Whether general fraud statutes apply to medical services.


Yes. Where the claims are of fraud or deception, not malpractice, consumer fraud law applies to medical service providers.


Jayne and Kenneth R. Karlin, and couples like them, their lawyer alleged, were victims of "garden-variety marketing fraud in the luring of vulnerable couples to undertake, and repeatedly pursue, costly and predominantly unsuccessful infertility treatment, with (undisclosed) significant health risks to mother and child...." The Karlins said that IVF America, United Hospital of Port Chester, Dr. John J. Stangel of Mt. Kisco, IVF founder Vicki L. Baldwin the other unidentified defendants in the case, concealed or misrepresented failure rates of 90% or more, high miscarriage rates, ovarian cancer risks and other problems to promote their in vitro fertilization business.

Westchester County Supreme Court Justice Rosato denied the Karlins' motion for class action certification, and denied in part and granted in part the defendants' motions to dismiss. The Appellate Division, Second Department, affirmed the denial of class action certification, and modified the Supreme Court's order by dismissing additional causes of action, stating in part that "We decline to extend the application of consumer fraud statutes to the providers of medical services...."

The Karlins asked the Court of Appeals to reverse the Appellate Division, restore various causes of action, and remand the class action questions for further discovery and review by the trial court in light of such reversal.

The Court of Appeals did restore their causes of action based on general consumer fraud provisions.
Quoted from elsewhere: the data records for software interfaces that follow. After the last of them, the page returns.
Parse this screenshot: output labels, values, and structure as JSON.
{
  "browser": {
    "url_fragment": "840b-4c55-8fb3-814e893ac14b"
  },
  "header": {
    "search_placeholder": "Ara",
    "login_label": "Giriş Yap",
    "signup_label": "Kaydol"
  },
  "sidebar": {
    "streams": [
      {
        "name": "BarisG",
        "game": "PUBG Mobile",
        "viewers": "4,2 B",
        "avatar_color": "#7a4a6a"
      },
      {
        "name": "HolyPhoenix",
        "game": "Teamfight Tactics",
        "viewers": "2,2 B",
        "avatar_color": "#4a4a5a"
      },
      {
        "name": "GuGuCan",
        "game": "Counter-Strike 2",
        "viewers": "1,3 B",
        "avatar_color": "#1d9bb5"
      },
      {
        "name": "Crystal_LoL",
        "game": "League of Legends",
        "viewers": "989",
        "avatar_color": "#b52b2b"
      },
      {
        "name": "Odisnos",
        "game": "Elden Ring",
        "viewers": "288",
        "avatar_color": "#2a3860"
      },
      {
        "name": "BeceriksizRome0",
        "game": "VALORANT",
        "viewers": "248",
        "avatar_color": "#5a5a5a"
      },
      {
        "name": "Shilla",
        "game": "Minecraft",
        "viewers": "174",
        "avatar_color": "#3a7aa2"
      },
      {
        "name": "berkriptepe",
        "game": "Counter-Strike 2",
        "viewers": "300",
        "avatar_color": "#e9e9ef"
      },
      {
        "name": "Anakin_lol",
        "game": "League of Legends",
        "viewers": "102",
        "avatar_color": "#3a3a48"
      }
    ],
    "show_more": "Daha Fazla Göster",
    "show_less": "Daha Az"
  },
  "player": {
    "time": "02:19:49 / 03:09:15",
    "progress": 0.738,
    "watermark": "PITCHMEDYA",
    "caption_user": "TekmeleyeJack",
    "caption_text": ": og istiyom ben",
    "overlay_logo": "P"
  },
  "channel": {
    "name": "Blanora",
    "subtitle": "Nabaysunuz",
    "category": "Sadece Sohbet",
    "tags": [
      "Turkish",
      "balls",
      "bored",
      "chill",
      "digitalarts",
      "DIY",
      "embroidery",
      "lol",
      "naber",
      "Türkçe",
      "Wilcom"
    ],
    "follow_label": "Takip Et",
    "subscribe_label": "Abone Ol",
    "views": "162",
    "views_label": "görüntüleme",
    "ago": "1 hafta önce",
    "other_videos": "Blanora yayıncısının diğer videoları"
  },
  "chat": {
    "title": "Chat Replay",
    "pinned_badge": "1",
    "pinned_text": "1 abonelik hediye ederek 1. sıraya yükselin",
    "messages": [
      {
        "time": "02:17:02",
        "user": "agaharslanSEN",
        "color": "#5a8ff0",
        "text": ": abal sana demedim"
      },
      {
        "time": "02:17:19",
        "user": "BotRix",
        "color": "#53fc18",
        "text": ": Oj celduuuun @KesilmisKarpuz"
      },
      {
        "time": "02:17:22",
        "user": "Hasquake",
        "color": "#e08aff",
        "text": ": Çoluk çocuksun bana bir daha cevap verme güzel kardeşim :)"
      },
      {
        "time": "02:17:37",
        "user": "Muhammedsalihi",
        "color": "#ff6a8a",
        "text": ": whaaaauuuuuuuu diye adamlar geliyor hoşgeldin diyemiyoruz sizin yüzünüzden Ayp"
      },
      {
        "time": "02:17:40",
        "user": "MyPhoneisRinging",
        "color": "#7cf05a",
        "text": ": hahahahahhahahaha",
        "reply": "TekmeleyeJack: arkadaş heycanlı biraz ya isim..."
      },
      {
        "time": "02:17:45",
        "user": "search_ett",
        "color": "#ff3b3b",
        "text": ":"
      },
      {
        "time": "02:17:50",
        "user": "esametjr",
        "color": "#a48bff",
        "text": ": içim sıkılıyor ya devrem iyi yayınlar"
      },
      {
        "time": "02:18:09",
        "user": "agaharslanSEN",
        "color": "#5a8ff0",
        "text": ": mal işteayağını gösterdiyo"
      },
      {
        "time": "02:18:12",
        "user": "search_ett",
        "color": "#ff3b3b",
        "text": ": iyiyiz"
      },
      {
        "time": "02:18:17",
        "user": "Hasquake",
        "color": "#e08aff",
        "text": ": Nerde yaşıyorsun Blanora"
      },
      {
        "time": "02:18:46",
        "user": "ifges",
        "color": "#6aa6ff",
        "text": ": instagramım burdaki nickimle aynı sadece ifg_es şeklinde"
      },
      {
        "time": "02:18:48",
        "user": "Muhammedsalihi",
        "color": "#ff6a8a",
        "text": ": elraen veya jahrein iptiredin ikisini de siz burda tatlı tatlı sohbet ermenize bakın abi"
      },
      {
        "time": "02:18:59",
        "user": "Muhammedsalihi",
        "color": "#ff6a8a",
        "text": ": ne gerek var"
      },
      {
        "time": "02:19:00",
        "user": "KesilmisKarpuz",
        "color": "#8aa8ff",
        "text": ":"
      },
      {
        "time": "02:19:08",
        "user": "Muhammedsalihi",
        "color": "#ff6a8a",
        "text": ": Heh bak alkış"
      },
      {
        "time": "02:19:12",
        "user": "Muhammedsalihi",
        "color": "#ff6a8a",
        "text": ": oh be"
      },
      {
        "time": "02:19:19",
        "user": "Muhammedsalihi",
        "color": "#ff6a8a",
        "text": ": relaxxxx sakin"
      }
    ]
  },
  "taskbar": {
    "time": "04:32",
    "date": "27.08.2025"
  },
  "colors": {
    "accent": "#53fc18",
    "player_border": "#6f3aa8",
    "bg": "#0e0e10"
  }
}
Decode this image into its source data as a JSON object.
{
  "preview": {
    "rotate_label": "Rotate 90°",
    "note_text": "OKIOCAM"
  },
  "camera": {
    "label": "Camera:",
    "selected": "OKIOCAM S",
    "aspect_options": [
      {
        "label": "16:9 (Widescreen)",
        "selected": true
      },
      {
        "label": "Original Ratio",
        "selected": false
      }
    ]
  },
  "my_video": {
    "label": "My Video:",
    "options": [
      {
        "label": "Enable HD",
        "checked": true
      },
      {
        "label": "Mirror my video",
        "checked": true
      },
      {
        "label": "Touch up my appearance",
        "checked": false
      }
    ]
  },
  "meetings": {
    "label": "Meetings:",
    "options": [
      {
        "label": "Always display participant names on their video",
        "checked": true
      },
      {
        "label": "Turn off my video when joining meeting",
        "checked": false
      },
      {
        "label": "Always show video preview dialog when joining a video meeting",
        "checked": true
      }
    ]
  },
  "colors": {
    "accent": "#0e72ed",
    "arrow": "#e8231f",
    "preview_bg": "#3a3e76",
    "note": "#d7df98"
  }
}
It noted that the consumer fraud statutes relied on by the plaintiffs, General Business Law §§ 349 and 350 had historically been used to combat fraud in the medical context and rejected defendants' argument that plaintiffs' claims must be governed exclusively by New York's informed consent statute, Public Health Law § 2805-d. The Court viewed the plaintiffs' deceptive acts and false advertising claims as quite different from malpractice claims for lack of informed consent.